What We're Watching
Killjoys has had a stellar (get it, because it's set in space, it's -- it's set in space) third series, and its most recent episode -- a quieter affair about the characters confronting their pasts and futures -- sets us up pretty well for the all-out war between the Quad and the Hullen that's coming in the next episode.
Well. Except that, I suppose, that war isn't going to happen, because this series is made on a shoestring budget and all of its scenes in space look like they're being rendered on a PSX, so there's no chance in hell that we're actually going to get the pitched space battle the series has been promising us.

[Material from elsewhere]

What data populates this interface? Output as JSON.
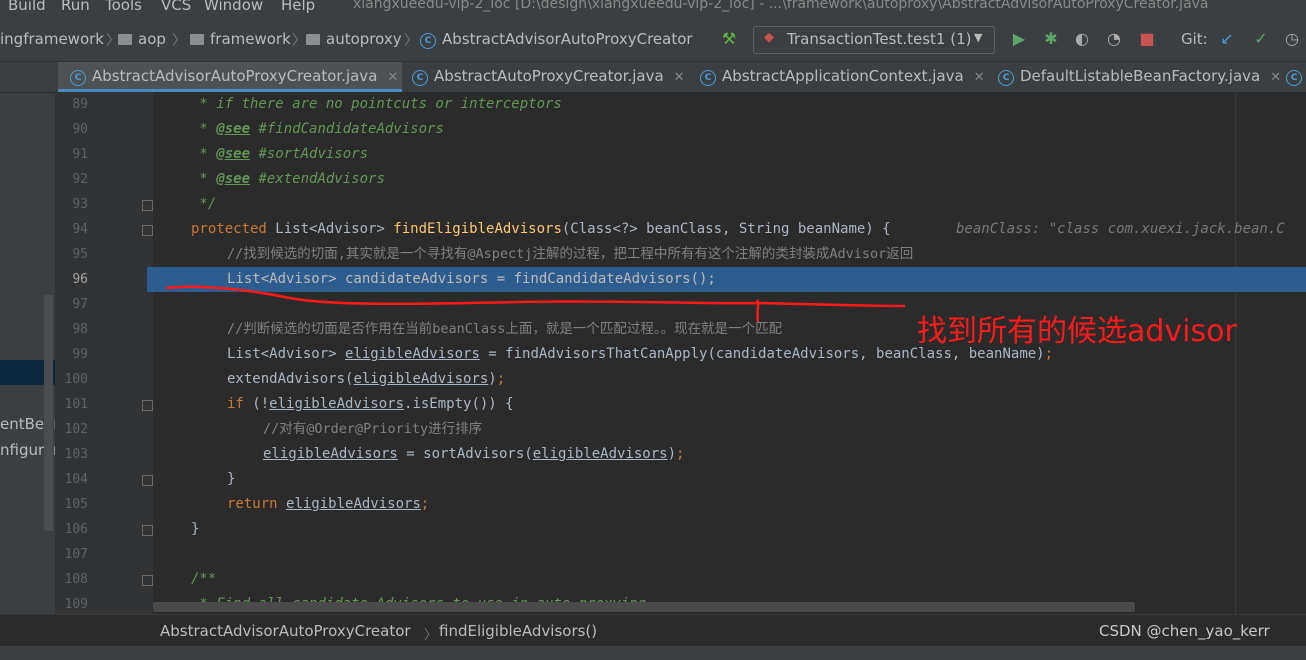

This current episode also reveals that Aneela has replaced (?) Dutch, and possibly was masquerading as her for the entire episode, so it'll be interesting to see where that goes.

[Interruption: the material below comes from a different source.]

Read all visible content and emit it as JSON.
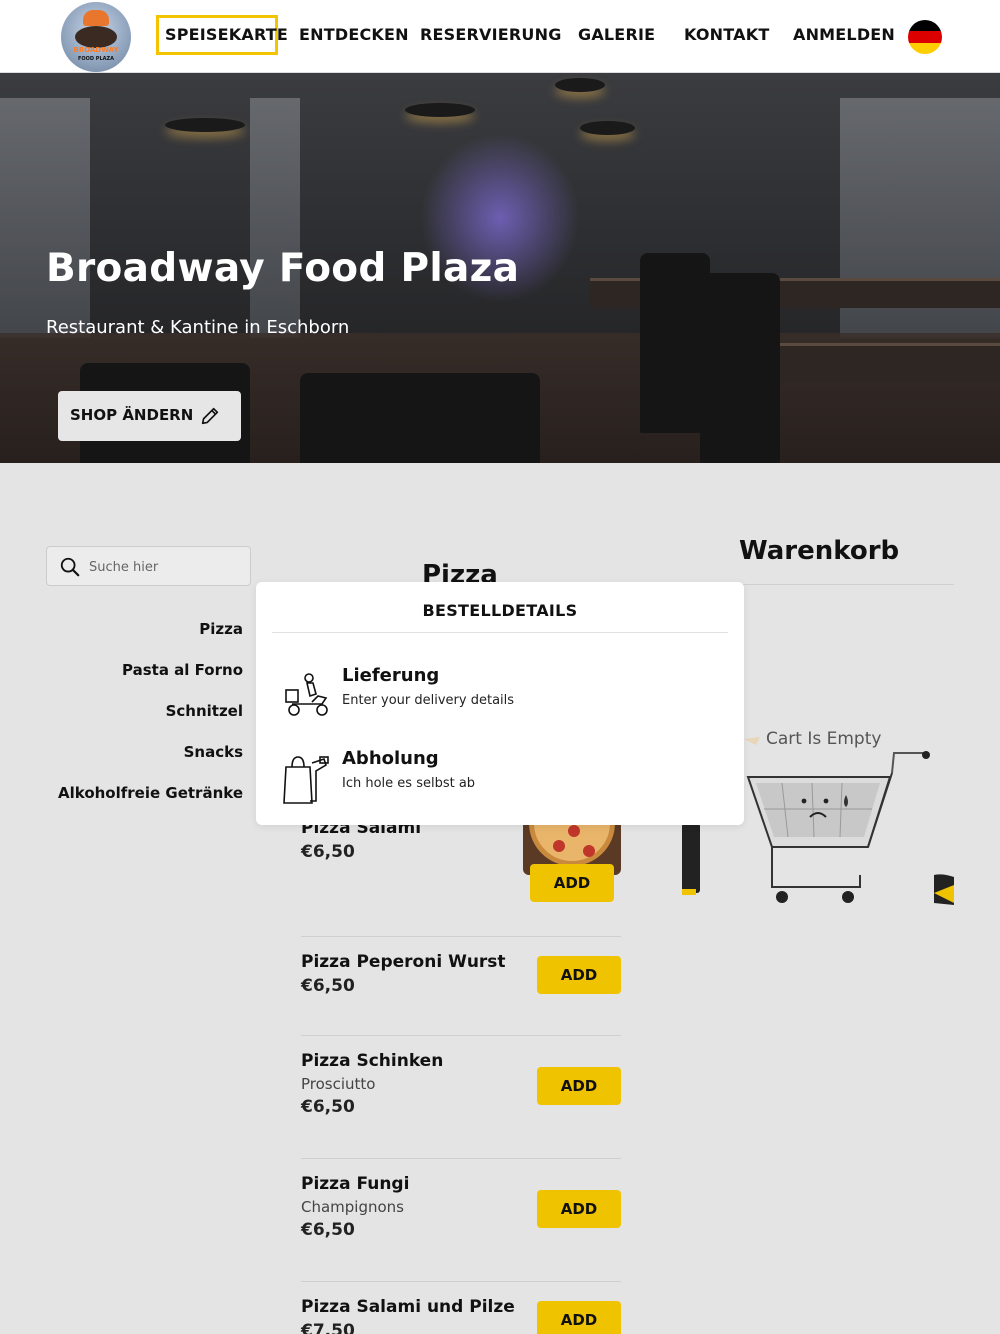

Re:Creators has continued knocking it out of the park with its most recent episode, which gives us both another compelling team battle (Yuya, his boyfriend Sho, Blitz, and Weird Eroge Girl vs Altair), and a much more personal confrontation between Selesia and her comrade/love interest from her own world, Charon.
Aliceteria's death at Altair's hands came as a huge shock to me, since the only character the show has dared kill off so far was Mamika, who was marked for death the moment she appeared; but even more shocking than that was Selesia, our main character, sacrificing herself to stop Charon.
I honestly have no idea where the series is going to go from here, but there are still several episodes left, so presumably either Selesia is going to be resurrected somehow, or our focus is going to shift away from her and onto the Creations as a whole.
Dark Matter has ended for the year -- expect a review sometime soon -- and surprisingly, it hasn't managed to outpace Killjoys in the 'which is the better space opera' stakes. That's more down to how strong this series of Killjoys was than anything else, though, as Dark Matter has still delivered a lot of quality stuff, with a corporate war; an ongoing conflict between the Raza and Rio Ishida; and a set of ominous prophecies for the future slowly coming true.
None of which are more ominous than the prophecies about the Black Ships, revealed in the finale to be a fleet of eldritch aliens intent on fleeing their dying universe and consuming the energy of the one in the show (which, er, may or may not be the same as the Killjoys universe).
Interestingly, the show has continued its attempts at trying to change its core cast, only to, once again, completely fail. Well, maybe next time, Dark Matter. I believe in you.